■ TASK INSTRUCTIONS ■
The word "JSON" marks the lines you need; copy each of them from the data.

Data about app and page elements
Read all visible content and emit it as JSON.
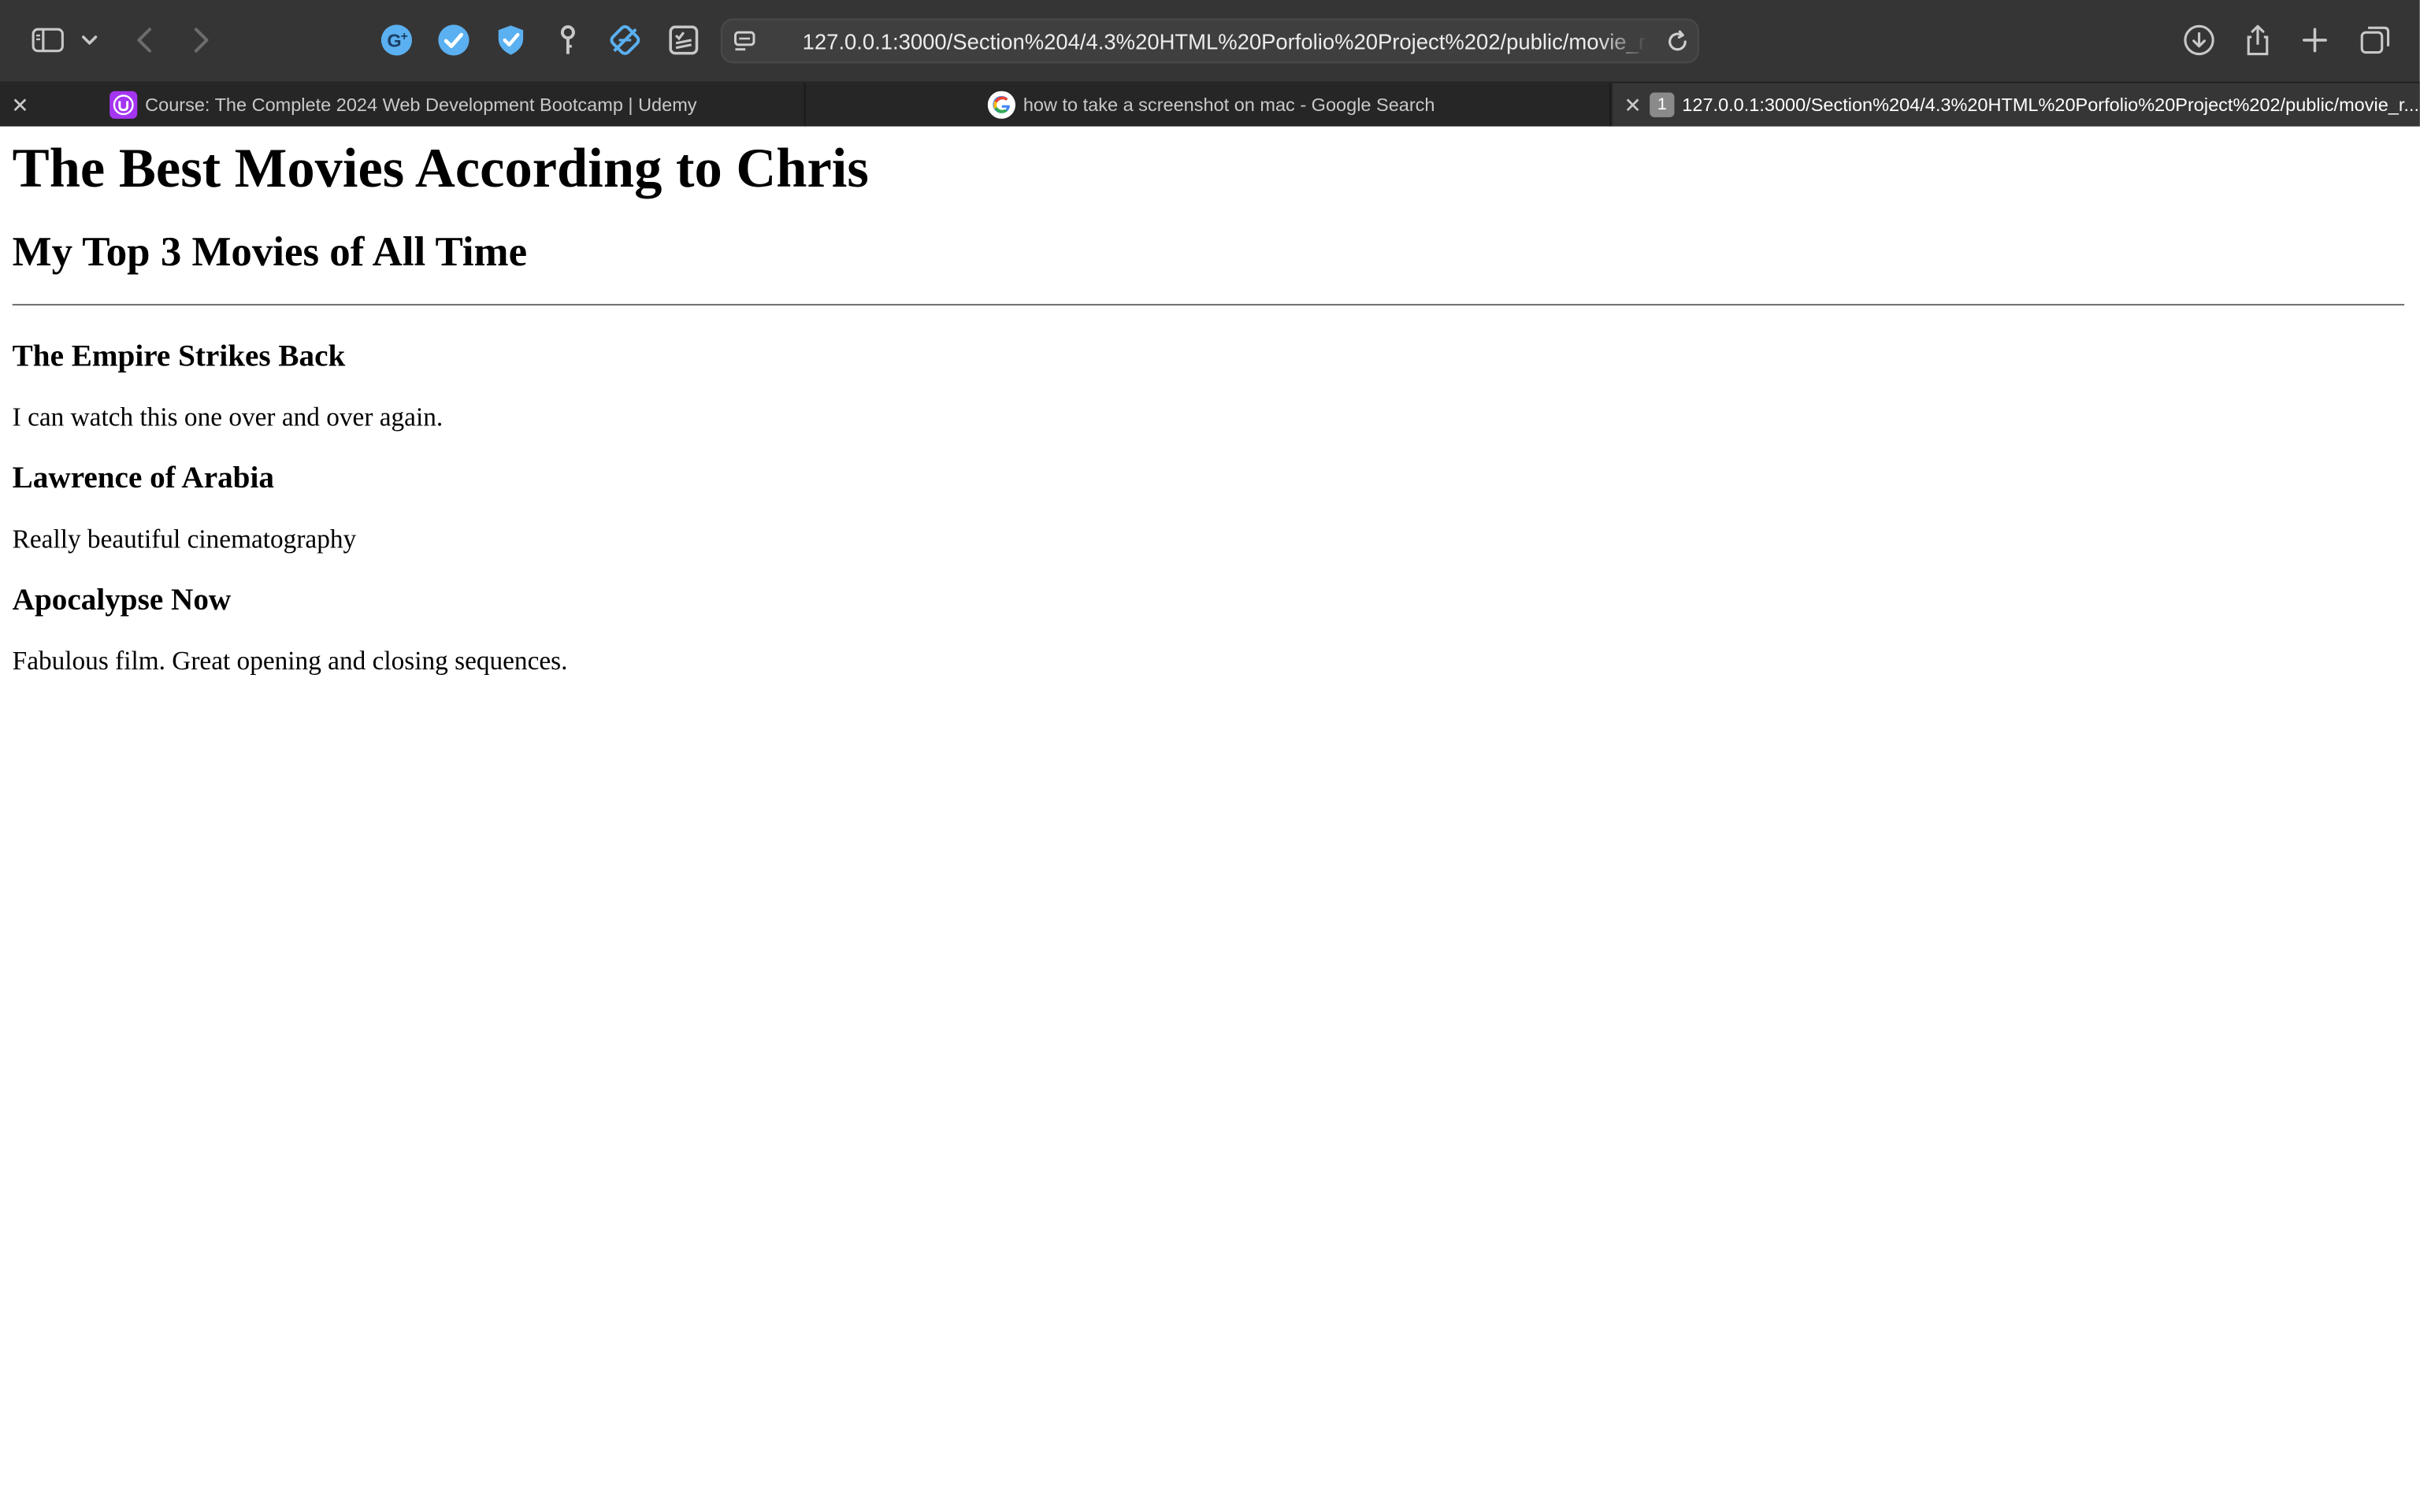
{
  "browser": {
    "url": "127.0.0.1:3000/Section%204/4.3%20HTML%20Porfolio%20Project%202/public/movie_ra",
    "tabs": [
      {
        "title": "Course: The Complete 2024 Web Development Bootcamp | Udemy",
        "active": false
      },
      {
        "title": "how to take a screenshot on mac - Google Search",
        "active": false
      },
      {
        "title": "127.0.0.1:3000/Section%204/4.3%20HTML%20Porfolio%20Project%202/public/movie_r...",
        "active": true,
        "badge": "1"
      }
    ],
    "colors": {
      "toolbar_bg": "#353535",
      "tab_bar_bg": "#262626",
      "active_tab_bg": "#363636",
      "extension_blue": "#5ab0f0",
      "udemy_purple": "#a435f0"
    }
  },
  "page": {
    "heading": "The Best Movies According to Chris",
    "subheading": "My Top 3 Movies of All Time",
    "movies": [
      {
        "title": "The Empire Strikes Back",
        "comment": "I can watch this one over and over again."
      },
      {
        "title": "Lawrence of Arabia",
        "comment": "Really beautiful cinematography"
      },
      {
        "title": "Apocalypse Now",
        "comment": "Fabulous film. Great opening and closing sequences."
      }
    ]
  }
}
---
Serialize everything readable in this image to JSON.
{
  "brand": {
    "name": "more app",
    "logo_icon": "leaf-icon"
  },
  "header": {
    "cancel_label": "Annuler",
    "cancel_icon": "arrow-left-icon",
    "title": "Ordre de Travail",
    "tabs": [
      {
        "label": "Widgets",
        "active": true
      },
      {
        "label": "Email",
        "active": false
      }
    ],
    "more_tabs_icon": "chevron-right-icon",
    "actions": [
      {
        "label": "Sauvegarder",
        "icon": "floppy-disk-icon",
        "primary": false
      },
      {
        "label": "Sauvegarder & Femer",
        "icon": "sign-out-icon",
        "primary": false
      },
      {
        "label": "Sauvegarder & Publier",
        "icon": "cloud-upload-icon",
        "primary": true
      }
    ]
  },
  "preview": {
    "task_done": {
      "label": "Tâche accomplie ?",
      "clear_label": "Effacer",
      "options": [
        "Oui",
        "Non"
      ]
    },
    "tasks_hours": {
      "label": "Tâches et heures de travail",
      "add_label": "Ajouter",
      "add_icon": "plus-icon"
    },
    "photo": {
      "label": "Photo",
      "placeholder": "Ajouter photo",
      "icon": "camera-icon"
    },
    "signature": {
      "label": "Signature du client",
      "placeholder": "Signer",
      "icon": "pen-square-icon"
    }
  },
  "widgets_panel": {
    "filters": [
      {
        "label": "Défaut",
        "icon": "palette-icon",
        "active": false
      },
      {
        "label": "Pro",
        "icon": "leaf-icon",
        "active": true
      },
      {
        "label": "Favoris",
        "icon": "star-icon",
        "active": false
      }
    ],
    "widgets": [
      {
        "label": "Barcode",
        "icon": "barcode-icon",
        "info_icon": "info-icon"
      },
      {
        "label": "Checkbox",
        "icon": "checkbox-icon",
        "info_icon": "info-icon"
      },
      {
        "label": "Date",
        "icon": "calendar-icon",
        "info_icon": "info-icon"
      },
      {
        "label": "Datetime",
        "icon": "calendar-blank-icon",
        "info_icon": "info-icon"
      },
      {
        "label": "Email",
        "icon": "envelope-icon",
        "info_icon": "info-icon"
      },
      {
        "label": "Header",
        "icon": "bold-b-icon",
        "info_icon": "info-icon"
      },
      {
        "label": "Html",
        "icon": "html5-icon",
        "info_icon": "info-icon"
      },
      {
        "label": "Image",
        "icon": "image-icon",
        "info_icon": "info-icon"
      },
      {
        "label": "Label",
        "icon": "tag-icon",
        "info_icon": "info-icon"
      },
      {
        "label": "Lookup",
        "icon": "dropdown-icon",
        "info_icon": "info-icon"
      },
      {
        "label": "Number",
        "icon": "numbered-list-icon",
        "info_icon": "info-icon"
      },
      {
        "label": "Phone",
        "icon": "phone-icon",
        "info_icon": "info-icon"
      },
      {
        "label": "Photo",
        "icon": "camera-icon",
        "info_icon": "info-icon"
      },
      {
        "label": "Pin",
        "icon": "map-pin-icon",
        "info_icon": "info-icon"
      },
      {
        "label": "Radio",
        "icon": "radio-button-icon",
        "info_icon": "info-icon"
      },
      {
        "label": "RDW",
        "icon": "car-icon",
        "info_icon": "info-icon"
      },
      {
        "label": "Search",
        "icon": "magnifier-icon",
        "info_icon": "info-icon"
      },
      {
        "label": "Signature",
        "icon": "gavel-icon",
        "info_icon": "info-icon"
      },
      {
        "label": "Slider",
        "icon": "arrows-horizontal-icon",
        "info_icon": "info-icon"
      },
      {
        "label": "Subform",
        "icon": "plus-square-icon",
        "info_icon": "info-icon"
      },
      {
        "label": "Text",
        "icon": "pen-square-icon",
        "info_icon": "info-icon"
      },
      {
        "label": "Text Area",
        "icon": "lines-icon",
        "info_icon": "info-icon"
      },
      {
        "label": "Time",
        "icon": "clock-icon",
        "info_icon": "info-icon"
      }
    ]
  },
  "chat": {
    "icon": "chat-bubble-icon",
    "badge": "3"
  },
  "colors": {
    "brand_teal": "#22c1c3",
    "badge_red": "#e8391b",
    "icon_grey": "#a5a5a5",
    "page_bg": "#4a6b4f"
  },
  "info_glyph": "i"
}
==
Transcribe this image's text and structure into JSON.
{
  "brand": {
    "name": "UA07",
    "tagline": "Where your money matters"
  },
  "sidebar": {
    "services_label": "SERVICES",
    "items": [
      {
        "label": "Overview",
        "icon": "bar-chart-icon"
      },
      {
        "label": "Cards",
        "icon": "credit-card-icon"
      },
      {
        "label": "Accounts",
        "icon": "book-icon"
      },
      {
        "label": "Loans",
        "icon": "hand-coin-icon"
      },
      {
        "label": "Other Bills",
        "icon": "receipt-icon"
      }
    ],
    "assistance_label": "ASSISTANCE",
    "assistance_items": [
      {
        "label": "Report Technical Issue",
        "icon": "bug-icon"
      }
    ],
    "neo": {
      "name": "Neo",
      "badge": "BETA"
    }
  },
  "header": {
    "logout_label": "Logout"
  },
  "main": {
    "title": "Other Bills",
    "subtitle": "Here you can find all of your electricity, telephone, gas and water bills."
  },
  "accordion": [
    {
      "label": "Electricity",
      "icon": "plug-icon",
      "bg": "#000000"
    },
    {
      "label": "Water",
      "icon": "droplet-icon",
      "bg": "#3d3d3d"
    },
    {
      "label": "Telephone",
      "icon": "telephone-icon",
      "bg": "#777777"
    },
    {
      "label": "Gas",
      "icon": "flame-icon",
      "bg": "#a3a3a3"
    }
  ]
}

■ ANSWER FOR THIS EXERCISE ■
Read all visible content and emit it as JSON.
Serialize everything readable in this image to JSON.
Transcribe this image's text and structure into JSON.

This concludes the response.